International Cooperation: This matter was also reviewed by the European Commission, which recently issued its decision. Throughout the course of their respective investigations, FTC and EC staff communicated and cooperated with each other regularly under the terms of the US-EC 1991 bilateral cooperation agreements and the 2002 Best Practices on Cooperation in Merger Investigations. Their cooperation is continuing through the remedial phase of the case.
The Commission vote to approve the complaint and consent order was 5-0. The order will be subject to public comment for 30 days, until August 16, 2006, after which the Commission will decide whether to make it final. Comments should be sent to: FTC, Office of the Secretary, 600 Pennsylvania Ave., N.W., Washington, DC 20580.
NOTE: A consent agreement is for settlement purposes only and does not constitute an admission of a law violation. When the Commission issues a consent order on a final basis, it carries the force of law with respect to future actions. Each violation of such an order may result in a civil penalty of $11,000.

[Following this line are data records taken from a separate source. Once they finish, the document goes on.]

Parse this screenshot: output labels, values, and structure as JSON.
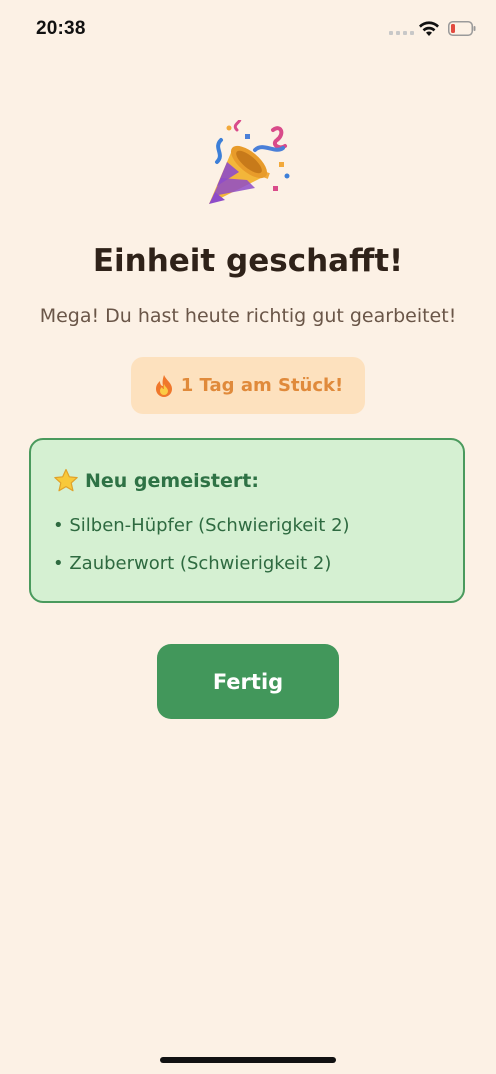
{
  "status_bar": {
    "time": "20:38",
    "battery_color": "#e24a3f"
  },
  "hero": {
    "icon": "party-popper-icon"
  },
  "title": "Einheit geschafft!",
  "subtitle": "Mega! Du hast heute richtig gut gearbeitet!",
  "streak": {
    "icon": "fire-icon",
    "label": "1 Tag am Stück!"
  },
  "mastered": {
    "icon": "star-icon",
    "title": "Neu gemeistert:",
    "items": [
      "• Silben-Hüpfer (Schwierigkeit 2)",
      "• Zauberwort (Schwierigkeit 2)"
    ]
  },
  "done_button": {
    "label": "Fertig"
  },
  "colors": {
    "background": "#fcf1e5",
    "accent_green": "#42975b",
    "streak_orange": "#e08a3b",
    "card_green": "#d5f0d2"
  }
}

Copies of the complaint, consent order, and an analysis to aid public comment are available from the FTC’s Web site at http://www.ftc.gov and also from the FTC’s Consumer Response Center, Room 130, 600 Pennsylvania Avenue, N.W., Washington, D.C. 20580. The FTC’s Bureau of Competition seeks to prevent business practices that restrain competition. The Bureau carries out its mission by investigating alleged law violations and, when appropriate, recommending that the Commission take formal enforcement action. To notify the Bureau concerning particular business practices, call or write the Office of Policy and Coordination, Room 394, Bureau of Competition, Federal Trade Commission, 600 Pennsylvania Ave, N.W., Washington, D.C. 20580, Electronic Mail: email@example.com; Telephone (202) 326-3300. For more information on the laws that the Bureau enforces, the Commission has published “Promoting Competition, Protecting Consumers: A Plain English Guide to Antitrust Laws,” which can be accessed at http://www.ftc.gov/bc/compguide/index.htm.
Sean G. Dillon,
Bureau of Competition